## Exercise requirements
If the records include pictures, omit them and set down everything else verbatim.

## Supplied material
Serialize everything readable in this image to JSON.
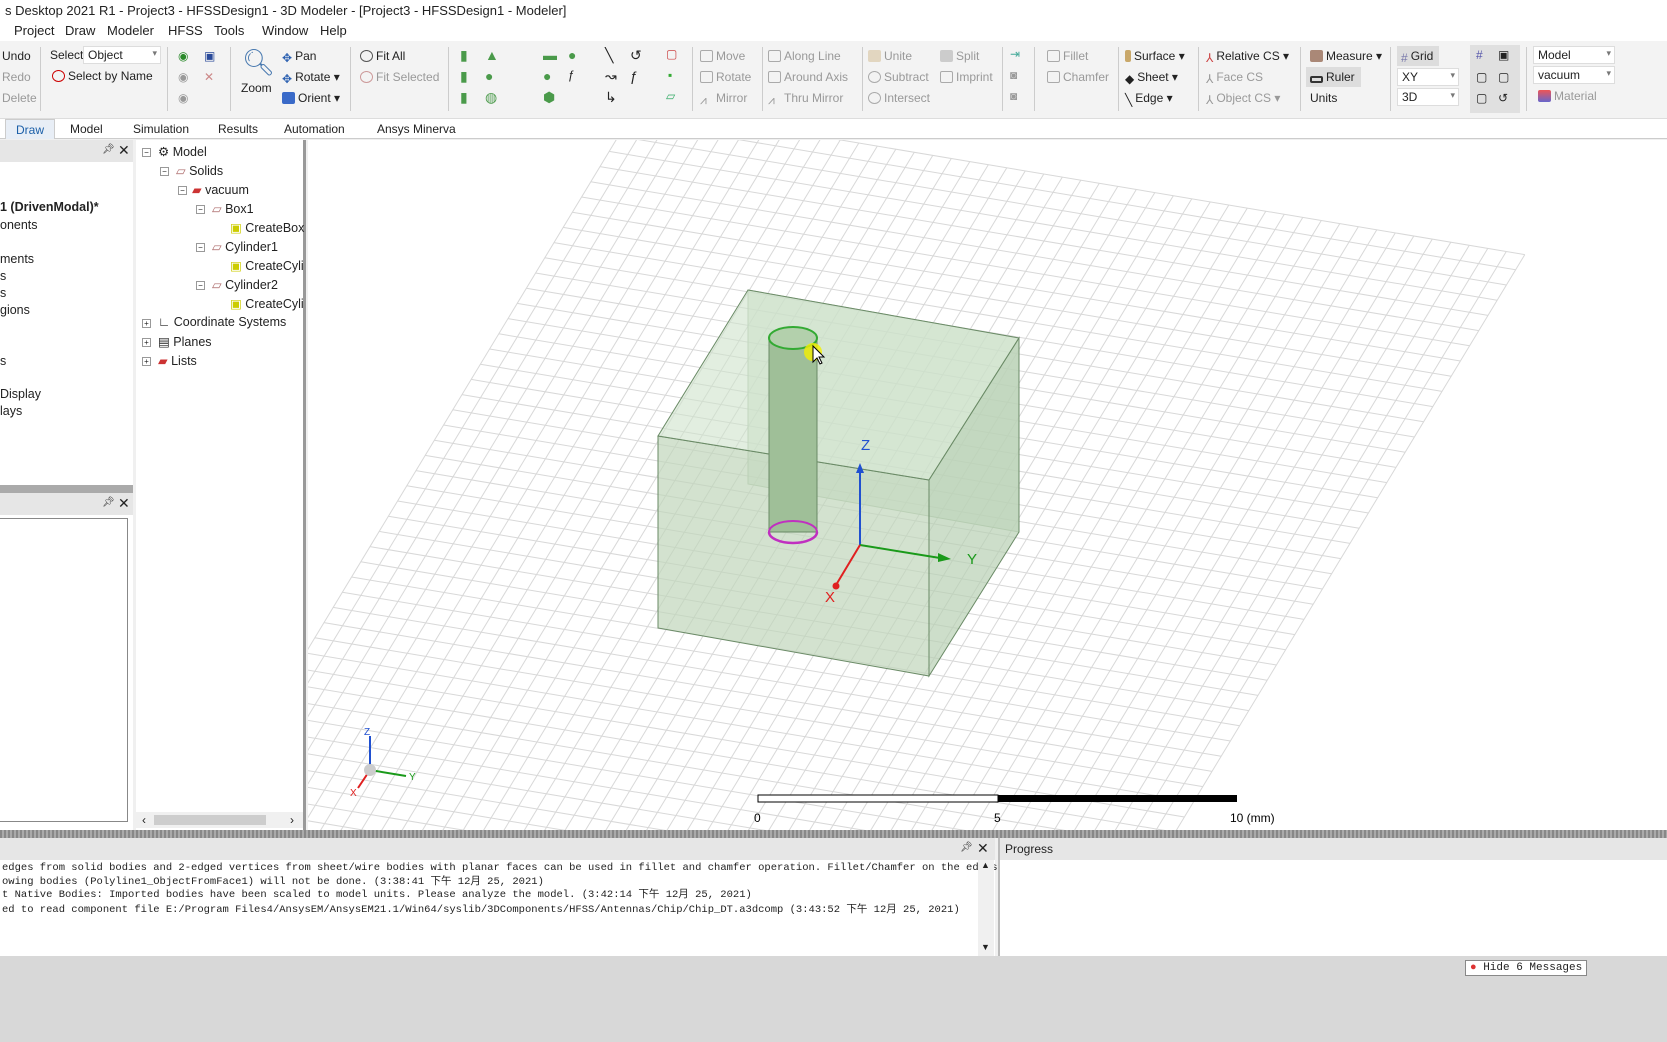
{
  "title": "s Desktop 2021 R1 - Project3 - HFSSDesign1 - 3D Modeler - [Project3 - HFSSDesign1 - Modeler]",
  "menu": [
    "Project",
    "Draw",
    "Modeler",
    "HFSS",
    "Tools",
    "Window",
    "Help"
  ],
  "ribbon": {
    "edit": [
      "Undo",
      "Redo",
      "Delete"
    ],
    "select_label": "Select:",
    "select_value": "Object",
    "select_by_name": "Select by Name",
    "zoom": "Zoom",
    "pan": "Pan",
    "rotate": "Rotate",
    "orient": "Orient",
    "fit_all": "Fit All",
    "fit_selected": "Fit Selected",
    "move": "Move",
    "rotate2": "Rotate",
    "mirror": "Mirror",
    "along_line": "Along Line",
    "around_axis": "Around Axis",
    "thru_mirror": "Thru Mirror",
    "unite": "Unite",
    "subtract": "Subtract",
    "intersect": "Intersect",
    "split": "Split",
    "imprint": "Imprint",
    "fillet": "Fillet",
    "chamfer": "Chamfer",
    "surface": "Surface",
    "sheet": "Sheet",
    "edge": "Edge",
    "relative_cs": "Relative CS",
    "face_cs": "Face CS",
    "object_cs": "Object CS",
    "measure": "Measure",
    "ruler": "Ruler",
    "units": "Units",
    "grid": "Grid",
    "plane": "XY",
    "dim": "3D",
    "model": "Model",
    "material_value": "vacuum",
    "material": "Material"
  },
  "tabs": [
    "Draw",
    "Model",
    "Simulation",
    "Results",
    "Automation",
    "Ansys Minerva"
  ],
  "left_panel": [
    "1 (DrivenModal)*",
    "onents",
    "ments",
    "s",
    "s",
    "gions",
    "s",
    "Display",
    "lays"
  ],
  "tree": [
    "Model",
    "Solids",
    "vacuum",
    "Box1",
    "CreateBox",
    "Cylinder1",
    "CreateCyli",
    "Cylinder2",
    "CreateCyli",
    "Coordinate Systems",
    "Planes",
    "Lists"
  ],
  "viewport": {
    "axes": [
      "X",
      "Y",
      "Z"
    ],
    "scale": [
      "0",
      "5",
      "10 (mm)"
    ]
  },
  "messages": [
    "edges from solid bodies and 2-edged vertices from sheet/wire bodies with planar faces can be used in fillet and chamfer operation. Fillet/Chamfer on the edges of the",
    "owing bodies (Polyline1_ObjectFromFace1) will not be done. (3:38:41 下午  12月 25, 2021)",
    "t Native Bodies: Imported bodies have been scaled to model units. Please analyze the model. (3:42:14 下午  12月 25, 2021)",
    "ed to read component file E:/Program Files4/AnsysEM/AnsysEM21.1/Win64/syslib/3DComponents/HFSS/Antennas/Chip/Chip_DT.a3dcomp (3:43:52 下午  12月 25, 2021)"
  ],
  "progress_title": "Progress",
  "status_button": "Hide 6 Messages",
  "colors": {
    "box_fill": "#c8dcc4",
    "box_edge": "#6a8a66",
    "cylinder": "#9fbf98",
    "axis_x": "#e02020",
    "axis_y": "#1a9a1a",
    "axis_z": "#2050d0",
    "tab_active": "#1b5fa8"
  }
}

## Response to this task
Serialize everything readable in this image to JSON.
{
  "title": "s Desktop 2021 R1 - Project3 - HFSSDesign1 - 3D Modeler - [Project3 - HFSSDesign1 - Modeler]",
  "menu": [
    "Project",
    "Draw",
    "Modeler",
    "HFSS",
    "Tools",
    "Window",
    "Help"
  ],
  "ribbon": {
    "edit": [
      "Undo",
      "Redo",
      "Delete"
    ],
    "select_label": "Select:",
    "select_value": "Object",
    "select_by_name": "Select by Name",
    "zoom": "Zoom",
    "pan": "Pan",
    "rotate": "Rotate",
    "orient": "Orient",
    "fit_all": "Fit All",
    "fit_selected": "Fit Selected",
    "move": "Move",
    "rotate2": "Rotate",
    "mirror": "Mirror",
    "along_line": "Along Line",
    "around_axis": "Around Axis",
    "thru_mirror": "Thru Mirror",
    "unite": "Unite",
    "subtract": "Subtract",
    "intersect": "Intersect",
    "split": "Split",
    "imprint": "Imprint",
    "fillet": "Fillet",
    "chamfer": "Chamfer",
    "surface": "Surface",
    "sheet": "Sheet",
    "edge": "Edge",
    "relative_cs": "Relative CS",
    "face_cs": "Face CS",
    "object_cs": "Object CS",
    "measure": "Measure",
    "ruler": "Ruler",
    "units": "Units",
    "grid": "Grid",
    "plane": "XY",
    "dim": "3D",
    "model": "Model",
    "material_value": "vacuum",
    "material": "Material"
  },
  "tabs": [
    "Draw",
    "Model",
    "Simulation",
    "Results",
    "Automation",
    "Ansys Minerva"
  ],
  "left_panel": [
    "1 (DrivenModal)*",
    "onents",
    "ments",
    "s",
    "s",
    "gions",
    "s",
    "Display",
    "lays"
  ],
  "tree": [
    "Model",
    "Solids",
    "vacuum",
    "Box1",
    "CreateBox",
    "Cylinder1",
    "CreateCyli",
    "Cylinder2",
    "CreateCyli",
    "Coordinate Systems",
    "Planes",
    "Lists"
  ],
  "viewport": {
    "axes": [
      "X",
      "Y",
      "Z"
    ],
    "scale": [
      "0",
      "5",
      "10 (mm)"
    ]
  },
  "messages": [
    "edges from solid bodies and 2-edged vertices from sheet/wire bodies with planar faces can be used in fillet and chamfer operation. Fillet/Chamfer on the edges of the",
    "owing bodies (Polyline1_ObjectFromFace1) will not be done. (3:38:41 下午  12月 25, 2021)",
    "t Native Bodies: Imported bodies have been scaled to model units. Please analyze the model. (3:42:14 下午  12月 25, 2021)",
    "ed to read component file E:/Program Files4/AnsysEM/AnsysEM21.1/Win64/syslib/3DComponents/HFSS/Antennas/Chip/Chip_DT.a3dcomp (3:43:52 下午  12月 25, 2021)"
  ],
  "progress_title": "Progress",
  "status_button": "Hide 6 Messages",
  "colors": {
    "box_fill": "#c8dcc4",
    "box_edge": "#6a8a66",
    "cylinder": "#9fbf98",
    "axis_x": "#e02020",
    "axis_y": "#1a9a1a",
    "axis_z": "#2050d0",
    "tab_active": "#1b5fa8"
  }
}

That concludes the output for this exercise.